→ **Aim of the task**:
Could you write out all the records once more, exactly?

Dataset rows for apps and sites
- - -

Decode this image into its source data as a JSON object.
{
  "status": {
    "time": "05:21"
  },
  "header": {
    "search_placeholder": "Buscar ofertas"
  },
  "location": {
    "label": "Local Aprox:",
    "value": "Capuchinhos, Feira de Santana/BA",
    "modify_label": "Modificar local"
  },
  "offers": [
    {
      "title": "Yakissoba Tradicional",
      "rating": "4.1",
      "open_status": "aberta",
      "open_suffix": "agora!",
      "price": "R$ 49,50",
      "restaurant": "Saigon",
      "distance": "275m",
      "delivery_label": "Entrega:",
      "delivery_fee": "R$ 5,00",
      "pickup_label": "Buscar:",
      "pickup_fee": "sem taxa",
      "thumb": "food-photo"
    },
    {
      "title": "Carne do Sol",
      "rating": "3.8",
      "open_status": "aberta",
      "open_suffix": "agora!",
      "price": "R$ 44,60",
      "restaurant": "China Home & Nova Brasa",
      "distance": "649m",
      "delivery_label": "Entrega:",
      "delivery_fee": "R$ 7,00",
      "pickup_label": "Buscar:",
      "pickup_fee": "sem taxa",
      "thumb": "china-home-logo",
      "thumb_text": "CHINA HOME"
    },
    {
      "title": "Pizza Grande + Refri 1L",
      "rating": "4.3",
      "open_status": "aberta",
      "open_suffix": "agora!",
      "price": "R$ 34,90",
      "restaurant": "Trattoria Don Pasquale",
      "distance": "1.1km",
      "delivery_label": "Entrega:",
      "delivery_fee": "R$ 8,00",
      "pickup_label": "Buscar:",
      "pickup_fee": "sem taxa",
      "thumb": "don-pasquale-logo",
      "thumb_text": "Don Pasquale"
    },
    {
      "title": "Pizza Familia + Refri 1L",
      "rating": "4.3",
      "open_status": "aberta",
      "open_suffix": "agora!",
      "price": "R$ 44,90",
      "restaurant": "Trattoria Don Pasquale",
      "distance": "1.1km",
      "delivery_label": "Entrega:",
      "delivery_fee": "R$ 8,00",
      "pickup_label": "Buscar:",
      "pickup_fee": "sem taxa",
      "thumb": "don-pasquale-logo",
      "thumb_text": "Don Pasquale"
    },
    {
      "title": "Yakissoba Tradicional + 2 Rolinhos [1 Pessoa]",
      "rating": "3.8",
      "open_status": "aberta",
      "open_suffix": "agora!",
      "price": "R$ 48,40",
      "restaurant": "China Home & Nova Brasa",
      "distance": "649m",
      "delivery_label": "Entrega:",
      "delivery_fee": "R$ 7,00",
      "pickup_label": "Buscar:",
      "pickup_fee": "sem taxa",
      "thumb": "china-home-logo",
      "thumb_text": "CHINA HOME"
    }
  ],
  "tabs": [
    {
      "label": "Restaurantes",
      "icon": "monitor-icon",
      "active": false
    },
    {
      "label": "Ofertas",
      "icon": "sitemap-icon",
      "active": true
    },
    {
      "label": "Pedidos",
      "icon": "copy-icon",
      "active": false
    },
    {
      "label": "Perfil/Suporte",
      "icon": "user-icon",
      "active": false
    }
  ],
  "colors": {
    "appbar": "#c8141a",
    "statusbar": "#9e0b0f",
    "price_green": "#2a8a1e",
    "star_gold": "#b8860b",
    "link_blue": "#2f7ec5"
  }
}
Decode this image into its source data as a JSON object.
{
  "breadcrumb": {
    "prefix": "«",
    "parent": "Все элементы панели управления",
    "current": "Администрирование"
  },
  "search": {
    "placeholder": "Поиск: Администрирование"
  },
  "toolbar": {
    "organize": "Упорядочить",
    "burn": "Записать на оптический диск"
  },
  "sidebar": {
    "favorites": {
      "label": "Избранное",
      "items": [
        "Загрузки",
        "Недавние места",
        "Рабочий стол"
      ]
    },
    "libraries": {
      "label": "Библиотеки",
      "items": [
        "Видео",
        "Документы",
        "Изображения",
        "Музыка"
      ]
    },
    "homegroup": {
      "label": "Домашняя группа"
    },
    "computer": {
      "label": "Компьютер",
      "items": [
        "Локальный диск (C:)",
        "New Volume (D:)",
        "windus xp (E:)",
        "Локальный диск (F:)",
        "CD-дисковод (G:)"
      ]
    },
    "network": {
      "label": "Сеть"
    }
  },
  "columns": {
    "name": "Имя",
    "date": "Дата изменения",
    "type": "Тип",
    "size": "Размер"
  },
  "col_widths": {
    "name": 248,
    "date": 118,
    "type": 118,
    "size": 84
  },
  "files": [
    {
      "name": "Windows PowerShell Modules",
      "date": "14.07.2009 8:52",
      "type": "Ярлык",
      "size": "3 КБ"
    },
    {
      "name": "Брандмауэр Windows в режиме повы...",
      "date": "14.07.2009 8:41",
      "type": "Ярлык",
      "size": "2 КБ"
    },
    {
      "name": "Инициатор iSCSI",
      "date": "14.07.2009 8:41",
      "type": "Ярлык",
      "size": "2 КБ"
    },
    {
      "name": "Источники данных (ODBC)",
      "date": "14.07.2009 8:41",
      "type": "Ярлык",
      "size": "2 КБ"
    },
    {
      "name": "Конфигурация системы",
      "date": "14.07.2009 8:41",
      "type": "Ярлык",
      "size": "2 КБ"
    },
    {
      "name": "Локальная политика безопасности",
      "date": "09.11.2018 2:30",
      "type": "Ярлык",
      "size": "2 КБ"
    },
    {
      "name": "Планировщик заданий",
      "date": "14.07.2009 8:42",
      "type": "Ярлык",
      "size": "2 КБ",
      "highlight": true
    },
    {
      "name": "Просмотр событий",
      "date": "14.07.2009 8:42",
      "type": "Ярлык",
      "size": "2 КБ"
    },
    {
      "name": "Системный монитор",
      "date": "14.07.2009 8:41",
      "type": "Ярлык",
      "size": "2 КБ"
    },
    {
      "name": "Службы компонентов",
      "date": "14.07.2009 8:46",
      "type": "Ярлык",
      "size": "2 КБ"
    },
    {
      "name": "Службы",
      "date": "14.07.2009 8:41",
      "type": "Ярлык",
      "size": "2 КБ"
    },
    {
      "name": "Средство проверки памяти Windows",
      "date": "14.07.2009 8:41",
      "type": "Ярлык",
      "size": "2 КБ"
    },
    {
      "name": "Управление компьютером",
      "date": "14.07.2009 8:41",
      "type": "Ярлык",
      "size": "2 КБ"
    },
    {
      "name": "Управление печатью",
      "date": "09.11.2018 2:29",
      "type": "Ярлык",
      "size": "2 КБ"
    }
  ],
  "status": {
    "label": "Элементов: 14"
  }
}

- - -

→ **Exercise answer**:
Decode this image into its source data as a JSON object.
{
  "status": {
    "time": "05:21"
  },
  "header": {
    "search_placeholder": "Buscar ofertas"
  },
  "location": {
    "label": "Local Aprox:",
    "value": "Capuchinhos, Feira de Santana/BA",
    "modify_label": "Modificar local"
  },
  "offers": [
    {
      "title": "Yakissoba Tradicional",
      "rating": "4.1",
      "open_status": "aberta",
      "open_suffix": "agora!",
      "price": "R$ 49,50",
      "restaurant": "Saigon",
      "distance": "275m",
      "delivery_label": "Entrega:",
      "delivery_fee": "R$ 5,00",
      "pickup_label": "Buscar:",
      "pickup_fee": "sem taxa",
      "thumb": "food-photo"
    },
    {
      "title": "Carne do Sol",
      "rating": "3.8",
      "open_status": "aberta",
      "open_suffix": "agora!",
      "price": "R$ 44,60",
      "restaurant": "China Home & Nova Brasa",
      "distance": "649m",
      "delivery_label": "Entrega:",
      "delivery_fee": "R$ 7,00",
      "pickup_label": "Buscar:",
      "pickup_fee": "sem taxa",
      "thumb": "china-home-logo",
      "thumb_text": "CHINA HOME"
    },
    {
      "title": "Pizza Grande + Refri 1L",
      "rating": "4.3",
      "open_status": "aberta",
      "open_suffix": "agora!",
      "price": "R$ 34,90",
      "restaurant": "Trattoria Don Pasquale",
      "distance": "1.1km",
      "delivery_label": "Entrega:",
      "delivery_fee": "R$ 8,00",
      "pickup_label": "Buscar:",
      "pickup_fee": "sem taxa",
      "thumb": "don-pasquale-logo",
      "thumb_text": "Don Pasquale"
    },
    {
      "title": "Pizza Familia + Refri 1L",
      "rating": "4.3",
      "open_status": "aberta",
      "open_suffix": "agora!",
      "price": "R$ 44,90",
      "restaurant": "Trattoria Don Pasquale",
      "distance": "1.1km",
      "delivery_label": "Entrega:",
      "delivery_fee": "R$ 8,00",
      "pickup_label": "Buscar:",
      "pickup_fee": "sem taxa",
      "thumb": "don-pasquale-logo",
      "thumb_text": "Don Pasquale"
    },
    {
      "title": "Yakissoba Tradicional + 2 Rolinhos [1 Pessoa]",
      "rating": "3.8",
      "open_status": "aberta",
      "open_suffix": "agora!",
      "price": "R$ 48,40",
      "restaurant": "China Home & Nova Brasa",
      "distance": "649m",
      "delivery_label": "Entrega:",
      "delivery_fee": "R$ 7,00",
      "pickup_label": "Buscar:",
      "pickup_fee": "sem taxa",
      "thumb": "china-home-logo",
      "thumb_text": "CHINA HOME"
    }
  ],
  "tabs": [
    {
      "label": "Restaurantes",
      "icon": "monitor-icon",
      "active": false
    },
    {
      "label": "Ofertas",
      "icon": "sitemap-icon",
      "active": true
    },
    {
      "label": "Pedidos",
      "icon": "copy-icon",
      "active": false
    },
    {
      "label": "Perfil/Suporte",
      "icon": "user-icon",
      "active": false
    }
  ],
  "colors": {
    "appbar": "#c8141a",
    "statusbar": "#9e0b0f",
    "price_green": "#2a8a1e",
    "star_gold": "#b8860b",
    "link_blue": "#2f7ec5"
  }
}
Decode this image into its source data as a JSON object.
{
  "breadcrumb": {
    "prefix": "«",
    "parent": "Все элементы панели управления",
    "current": "Администрирование"
  },
  "search": {
    "placeholder": "Поиск: Администрирование"
  },
  "toolbar": {
    "organize": "Упорядочить",
    "burn": "Записать на оптический диск"
  },
  "sidebar": {
    "favorites": {
      "label": "Избранное",
      "items": [
        "Загрузки",
        "Недавние места",
        "Рабочий стол"
      ]
    },
    "libraries": {
      "label": "Библиотеки",
      "items": [
        "Видео",
        "Документы",
        "Изображения",
        "Музыка"
      ]
    },
    "homegroup": {
      "label": "Домашняя группа"
    },
    "computer": {
      "label": "Компьютер",
      "items": [
        "Локальный диск (C:)",
        "New Volume (D:)",
        "windus xp (E:)",
        "Локальный диск (F:)",
        "CD-дисковод (G:)"
      ]
    },
    "network": {
      "label": "Сеть"
    }
  },
  "columns": {
    "name": "Имя",
    "date": "Дата изменения",
    "type": "Тип",
    "size": "Размер"
  },
  "col_widths": {
    "name": 248,
    "date": 118,
    "type": 118,
    "size": 84
  },
  "files": [
    {
      "name": "Windows PowerShell Modules",
      "date": "14.07.2009 8:52",
      "type": "Ярлык",
      "size": "3 КБ"
    },
    {
      "name": "Брандмауэр Windows в режиме повы...",
      "date": "14.07.2009 8:41",
      "type": "Ярлык",
      "size": "2 КБ"
    },
    {
      "name": "Инициатор iSCSI",
      "date": "14.07.2009 8:41",
      "type": "Ярлык",
      "size": "2 КБ"
    },
    {
      "name": "Источники данных (ODBC)",
      "date": "14.07.2009 8:41",
      "type": "Ярлык",
      "size": "2 КБ"
    },
    {
      "name": "Конфигурация системы",
      "date": "14.07.2009 8:41",
      "type": "Ярлык",
      "size": "2 КБ"
    },
    {
      "name": "Локальная политика безопасности",
      "date": "09.11.2018 2:30",
      "type": "Ярлык",
      "size": "2 КБ"
    },
    {
      "name": "Планировщик заданий",
      "date": "14.07.2009 8:42",
      "type": "Ярлык",
      "size": "2 КБ",
      "highlight": true
    },
    {
      "name": "Просмотр событий",
      "date": "14.07.2009 8:42",
      "type": "Ярлык",
      "size": "2 КБ"
    },
    {
      "name": "Системный монитор",
      "date": "14.07.2009 8:41",
      "type": "Ярлык",
      "size": "2 КБ"
    },
    {
      "name": "Службы компонентов",
      "date": "14.07.2009 8:46",
      "type": "Ярлык",
      "size": "2 КБ"
    },
    {
      "name": "Службы",
      "date": "14.07.2009 8:41",
      "type": "Ярлык",
      "size": "2 КБ"
    },
    {
      "name": "Средство проверки памяти Windows",
      "date": "14.07.2009 8:41",
      "type": "Ярлык",
      "size": "2 КБ"
    },
    {
      "name": "Управление компьютером",
      "date": "14.07.2009 8:41",
      "type": "Ярлык",
      "size": "2 КБ"
    },
    {
      "name": "Управление печатью",
      "date": "09.11.2018 2:29",
      "type": "Ярлык",
      "size": "2 КБ"
    }
  ],
  "status": {
    "label": "Элементов: 14"
  }
}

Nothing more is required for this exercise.